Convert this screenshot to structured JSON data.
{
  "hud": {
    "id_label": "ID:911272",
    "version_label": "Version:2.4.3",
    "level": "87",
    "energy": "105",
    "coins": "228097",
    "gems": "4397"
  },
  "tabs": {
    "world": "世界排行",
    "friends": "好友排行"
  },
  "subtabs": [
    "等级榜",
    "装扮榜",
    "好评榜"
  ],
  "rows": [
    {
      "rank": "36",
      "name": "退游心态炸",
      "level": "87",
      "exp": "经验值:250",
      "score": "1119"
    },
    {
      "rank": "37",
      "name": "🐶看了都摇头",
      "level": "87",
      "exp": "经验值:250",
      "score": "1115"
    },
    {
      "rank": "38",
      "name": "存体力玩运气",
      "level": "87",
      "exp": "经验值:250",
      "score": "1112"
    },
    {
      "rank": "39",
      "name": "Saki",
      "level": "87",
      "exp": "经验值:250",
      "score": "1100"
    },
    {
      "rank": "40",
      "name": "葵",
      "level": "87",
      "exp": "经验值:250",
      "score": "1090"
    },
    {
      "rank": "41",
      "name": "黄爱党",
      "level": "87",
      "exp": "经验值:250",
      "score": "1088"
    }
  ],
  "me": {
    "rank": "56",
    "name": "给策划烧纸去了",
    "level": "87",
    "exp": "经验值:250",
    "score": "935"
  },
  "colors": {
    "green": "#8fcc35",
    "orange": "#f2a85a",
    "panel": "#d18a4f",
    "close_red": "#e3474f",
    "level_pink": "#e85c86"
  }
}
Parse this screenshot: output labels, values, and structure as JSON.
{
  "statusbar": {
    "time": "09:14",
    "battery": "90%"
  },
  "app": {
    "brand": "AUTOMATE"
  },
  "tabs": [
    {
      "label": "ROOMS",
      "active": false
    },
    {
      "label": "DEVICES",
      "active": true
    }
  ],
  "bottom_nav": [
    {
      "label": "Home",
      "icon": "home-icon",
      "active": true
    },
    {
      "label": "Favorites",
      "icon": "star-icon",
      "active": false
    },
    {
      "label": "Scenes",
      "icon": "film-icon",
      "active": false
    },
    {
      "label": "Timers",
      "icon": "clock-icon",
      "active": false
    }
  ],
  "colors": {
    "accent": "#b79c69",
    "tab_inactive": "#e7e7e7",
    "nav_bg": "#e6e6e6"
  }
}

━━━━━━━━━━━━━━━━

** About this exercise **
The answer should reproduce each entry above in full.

** Output of the exercise **
Convert this screenshot to structured JSON data.
{
  "hud": {
    "id_label": "ID:911272",
    "version_label": "Version:2.4.3",
    "level": "87",
    "energy": "105",
    "coins": "228097",
    "gems": "4397"
  },
  "tabs": {
    "world": "世界排行",
    "friends": "好友排行"
  },
  "subtabs": [
    "等级榜",
    "装扮榜",
    "好评榜"
  ],
  "rows": [
    {
      "rank": "36",
      "name": "退游心态炸",
      "level": "87",
      "exp": "经验值:250",
      "score": "1119"
    },
    {
      "rank": "37",
      "name": "🐶看了都摇头",
      "level": "87",
      "exp": "经验值:250",
      "score": "1115"
    },
    {
      "rank": "38",
      "name": "存体力玩运气",
      "level": "87",
      "exp": "经验值:250",
      "score": "1112"
    },
    {
      "rank": "39",
      "name": "Saki",
      "level": "87",
      "exp": "经验值:250",
      "score": "1100"
    },
    {
      "rank": "40",
      "name": "葵",
      "level": "87",
      "exp": "经验值:250",
      "score": "1090"
    },
    {
      "rank": "41",
      "name": "黄爱党",
      "level": "87",
      "exp": "经验值:250",
      "score": "1088"
    }
  ],
  "me": {
    "rank": "56",
    "name": "给策划烧纸去了",
    "level": "87",
    "exp": "经验值:250",
    "score": "935"
  },
  "colors": {
    "green": "#8fcc35",
    "orange": "#f2a85a",
    "panel": "#d18a4f",
    "close_red": "#e3474f",
    "level_pink": "#e85c86"
  }
}
Parse this screenshot: output labels, values, and structure as JSON.
{
  "statusbar": {
    "time": "09:14",
    "battery": "90%"
  },
  "app": {
    "brand": "AUTOMATE"
  },
  "tabs": [
    {
      "label": "ROOMS",
      "active": false
    },
    {
      "label": "DEVICES",
      "active": true
    }
  ],
  "bottom_nav": [
    {
      "label": "Home",
      "icon": "home-icon",
      "active": true
    },
    {
      "label": "Favorites",
      "icon": "star-icon",
      "active": false
    },
    {
      "label": "Scenes",
      "icon": "film-icon",
      "active": false
    },
    {
      "label": "Timers",
      "icon": "clock-icon",
      "active": false
    }
  ],
  "colors": {
    "accent": "#b79c69",
    "tab_inactive": "#e7e7e7",
    "nav_bg": "#e6e6e6"
  }
}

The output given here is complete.